We meet for a drink at Commissary Bravo. She wears Feminine Semi-Formal Attire #3, along with a custom belt made from discarded food packets — I have a wallet made of the same. I order a gin and tonic, and she has a vodka soda, though both are actually just recycled water with added flavor and ethyl alcohol. Unfortunately, ever since the first asparagus harvest, all the recycled water has had a distinct odor. After a few minutes of sitting and sipping filtered urine while adorned in silvery space garbage, we simultaneously become overwhelmed with disgust and announce we have early mornings tomorrow.
Our conversation in the app felt forced and stilted, but we agree to a date anyway. It’s going surprisingly well. She tells me an amazing story about how she recently saw a cat land on its feet after she threw it nearly thirty meters! I mesmerize her with a story about finding a lump in my thigh that turned out to be benign. A facilities op interrupts our conversation to inform us there is a problem with the oxygen levels in the building. We evacuate into a nearby hangar and wait in silence for the hypoxemia to pass. “Wait,” I say after a while, “why the hell did you throw a cat?”

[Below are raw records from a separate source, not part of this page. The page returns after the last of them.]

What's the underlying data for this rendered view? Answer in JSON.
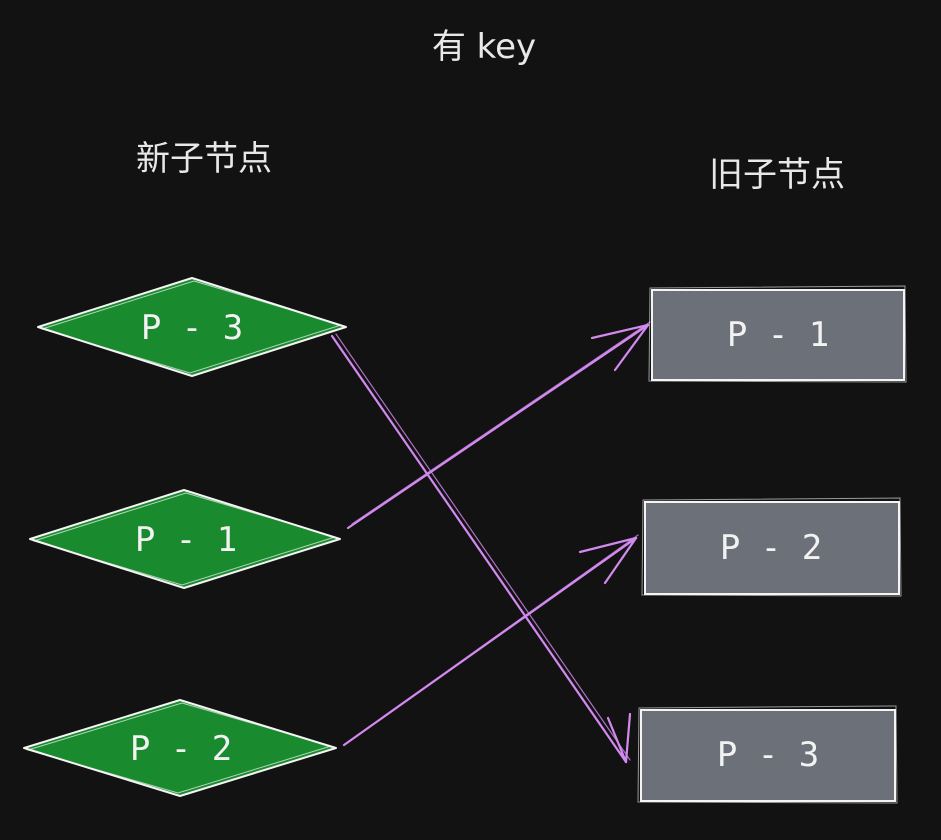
{
  "title": "有 key",
  "new_label": "新子节点",
  "old_label": "旧子节点",
  "new_nodes": [
    {
      "label": "P - 3"
    },
    {
      "label": "P - 1"
    },
    {
      "label": "P - 2"
    }
  ],
  "old_nodes": [
    {
      "label": "P - 1"
    },
    {
      "label": "P - 2"
    },
    {
      "label": "P - 3"
    }
  ],
  "colors": {
    "background": "#121212",
    "diamond_fill": "#198a2e",
    "rect_fill": "#6b7079",
    "stroke": "#f4f4f4",
    "arrow": "#d38af0"
  }
}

A few hours before our date, she sends me a message: “Do you really weigh 190lbs?” “Yep!” I reply. But when I can’t find her at Commissary Bravo, it dawns on me that she is probably referring to our Mars weights, which means I’m looking for someone nearly three times larger than I’d imagined. Eventually we find each other, and despite the confusion, we have a nice time, though she keeps looking at my waist and saying she doesn’t usually date “skinny guys.” I order some loaded nachos, to prove I’m capable of change, but the next day she unmatches me.
She looks like a supermodel in her photos, so I’m slightly nervous about what her reaction will be to my bald head and bony elbows. But she lights up when she sees me, flashing the same bright smile I saw in her picture. The exact same smile, in fact. As she gives me a quick hug, I hear the faint hums and clicks of motorized appendages. “So, are you autonomous or remotely operated?” I ask, unwilling to pretend she’s human, but also reluctant to forgo the possibility of sex. “What do you mean? I’m not a robot,” she says, which means she’s remote-controlled, because the autonomous robots aren’t permitted to lie. Still, I’m surprised — this is the most advanced robot I’ve seen. Then I remember a notice of an active Turing test sent by the big boss himself. “Elon, is that you in there?” I ask. The robot doesn’t respond. It just sits there with a neutral smile, blinking and making small naturalistic gestures. I order another drink and leave the robot with the bill.
We go for a romantic drive around the settlement in one of the land rovers. Ten minutes in, we get a message that an unexpected dust storm is rapidly approaching. She stops the rover and quickly assembles the emergency shelter. She yells for me to retrieve the air tank and rations. I pull two metal cases from beneath the rover as a wall of red dust sweeps over the settlement. The last thing I see as I zip the tent behind us is our rover tumbling through the air like a leaf. For 11 days, we huddle next to each other through sub-zero temperatures, unable to do much more than hold each other and pray. Finally, a message comes over our phones that the storm has passed and a rover is coming to rescue us. We dig our way out from the dust. Our muscles have atrophied; our eyes struggle to adjust to the soft light of dusk. “We’re gonna tell our kids about this one day,” she says in a hoarse whisper. “Kids?” I say, and with my last ounce of strength, I unmatch her.
A friend sets me up on a blind date with an engineer I never met on the app. She arrives twenty minutes late, wearing a worn-out pair of Neutral Comfort Attire #1. She puts her bare feet up on the chair next to me and I smell them immediately. “Remember when you said ‘Not if I were the last woman on Earth?’” She chugs my drink then belches, sending droplets of recycled urine and saliva cascading across my face.